    How do you handle warnings of return values of subscirbe() with trello/RxLifecycle? subscirbe() has @CheckReturnValue annotation. Although I handle Disposable by compose(bindToLifecycle()) I must care about return values or suppress each warnings. How can I avoid this?
    Should I use uber/AutoDispose instead of RxLifecycle?
    Ignacio Baca Moreno-Torres
    @ibaca
    I don't use android, but in gwt I use this and I pass the whole Observable instead of subscribing it https://github.com/intendia-oss/rxgwt/blob/2.x/core/src/main/java/com/intendia/rxgwt2/user/RxWidget.java

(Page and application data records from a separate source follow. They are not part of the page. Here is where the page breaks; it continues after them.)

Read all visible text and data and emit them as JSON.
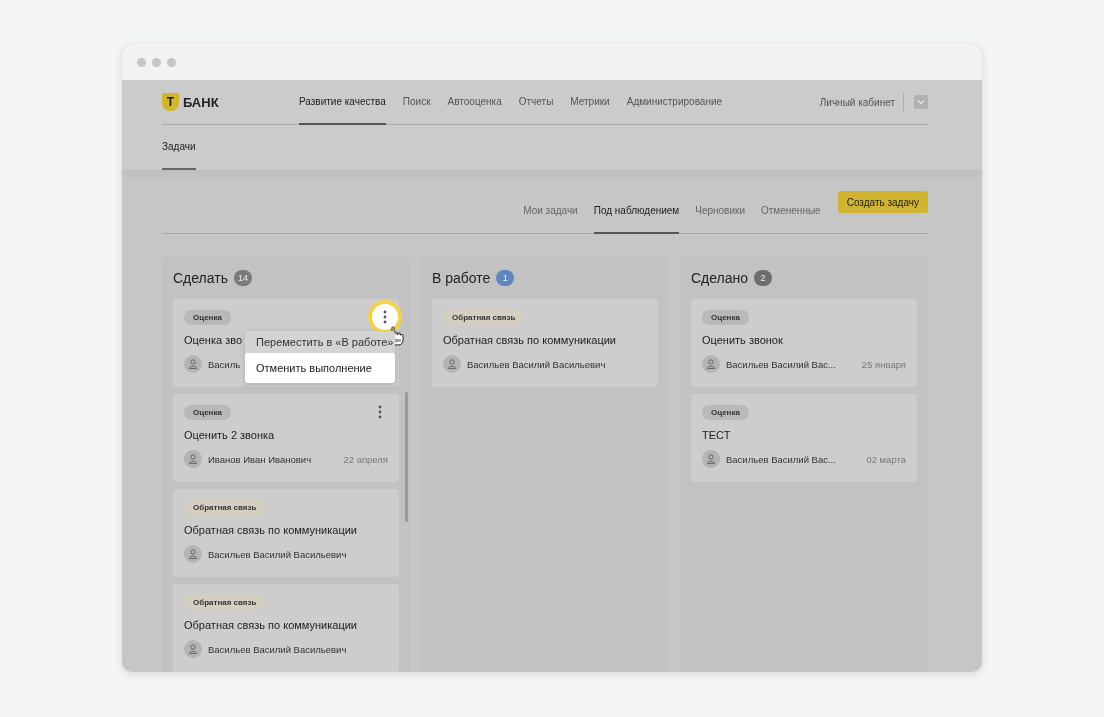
{
  "logo": {
    "mark": "Т",
    "name": "БАНК"
  },
  "nav": [
    {
      "label": "Развитие качества",
      "selected": true
    },
    {
      "label": "Поиск",
      "selected": false
    },
    {
      "label": "Автооценка",
      "selected": false
    },
    {
      "label": "Отчеты",
      "selected": false
    },
    {
      "label": "Метрики",
      "selected": false
    },
    {
      "label": "Администрирование",
      "selected": false
    }
  ],
  "account": {
    "label": "Личный кабинет"
  },
  "subnav": [
    {
      "label": "Задачи",
      "selected": true
    }
  ],
  "filters": [
    {
      "label": "Мои задачи",
      "selected": false
    },
    {
      "label": "Под наблюдением",
      "selected": true
    },
    {
      "label": "Черновики",
      "selected": false
    },
    {
      "label": "Отмененные",
      "selected": false
    }
  ],
  "create_button": "Создать задачу",
  "columns": [
    {
      "title": "Сделать",
      "count": "14",
      "color": "#7b7b7b",
      "scrollbar": true,
      "cards": [
        {
          "tag": {
            "label": "Оценка",
            "color": "#b9b9b9"
          },
          "title": "Оценка зво",
          "person": "Василь",
          "menu": true,
          "highlighted": true
        },
        {
          "tag": {
            "label": "Оценка",
            "color": "#b9b9b9"
          },
          "title": "Оценить 2 звонка",
          "person": "Иванов Иван Иванович",
          "date": "22 апреля",
          "menu": true,
          "highlighted": false
        },
        {
          "tag": {
            "label": "Обратная связь",
            "color": "#d4cfc0"
          },
          "title": "Обратная связь по коммуникации",
          "person": "Васильев Василий Васильевич",
          "menu": false,
          "highlighted": false
        },
        {
          "tag": {
            "label": "Обратная связь",
            "color": "#d4cfc0"
          },
          "title": "Обратная связь по коммуникации",
          "person": "Васильев Василий Васильевич",
          "menu": false,
          "highlighted": false
        }
      ]
    },
    {
      "title": "В работе",
      "count": "1",
      "color": "#5f87bd",
      "scrollbar": false,
      "cards": [
        {
          "tag": {
            "label": "Обратная связь",
            "color": "#d4cfc0"
          },
          "title": "Обратная связь по коммуникации",
          "person": "Васильев Василий Васильевич",
          "menu": false,
          "highlighted": false
        }
      ]
    },
    {
      "title": "Сделано",
      "count": "2",
      "color": "#6e6e6e",
      "scrollbar": false,
      "cards": [
        {
          "tag": {
            "label": "Оценка",
            "color": "#b9b9b9"
          },
          "title": "Оценить звонок",
          "person": "Васильев Василий Вас...",
          "date": "25 января",
          "menu": false,
          "highlighted": false
        },
        {
          "tag": {
            "label": "Оценка",
            "color": "#b9b9b9"
          },
          "title": "ТЕСТ",
          "person": "Васильев Василий Вас...",
          "date": "02 марта",
          "menu": false,
          "highlighted": false
        }
      ]
    }
  ],
  "context_menu": [
    {
      "label": "Переместить в «В работе»",
      "selected": false
    },
    {
      "label": "Отменить выполнение",
      "selected": true
    }
  ]
}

    This also has the advantage of been able to decide whet it gets subscribes and to reconnect if something goes wrong
    This idea can be trivially applied over RxLifecycle, so the warning will disappear (and other advantages which are even more important), but note that if you do this, then you really should only add binding in your activity constructor to avoid to add duplicate bindings
    k.watanabe
    @hackugyo
    Thanks I will try! @ibaca
    Essentially, what suppress warnings in your suggestion is adding the disposable to class-scope (or, activity-scope) disposable list, I think. RxLifecylce will manage disposables, so perhaps what I need is just a trivial extension methods:
        @SuppressWarnings("CheckReturnValue")
        fun <T> Maybe<T>.subscribeSilently(onSuccess: (T) -> Unit): Disposable? {
            return subscribe(onSuccess)
        }
    Ignacio Baca Moreno-Torres
    @ibaca
    @hackugyo In our case, we add the Observable itself to de lifecycle manager, and it is the manager the responsible of subscribing it when the phase start, and unsubscribe it on finish, so for example if you add an observable to the method onResume(observable) (added one time, recommended to do it in the activty constructor), it will subscribe it in onResume phase, and unsbuscribe it on onPause, this will allow to add some retry to the observable and to caught and handle errors a bit more specific than with the global handler. But yep, to just avoid the warning your solution is easier :+1:
    Luca Looz
    @llooz
    what is the difference between .to and .compose?
    Dayan Ruben Gonzalez
    @dayanruben
    Xcg,
    i
    Vc. BB. BVB BV gy vc gosta m
    Obrigado jmm
    Não. obrigado ZX, não sei como. ,
    Ii,t
    Não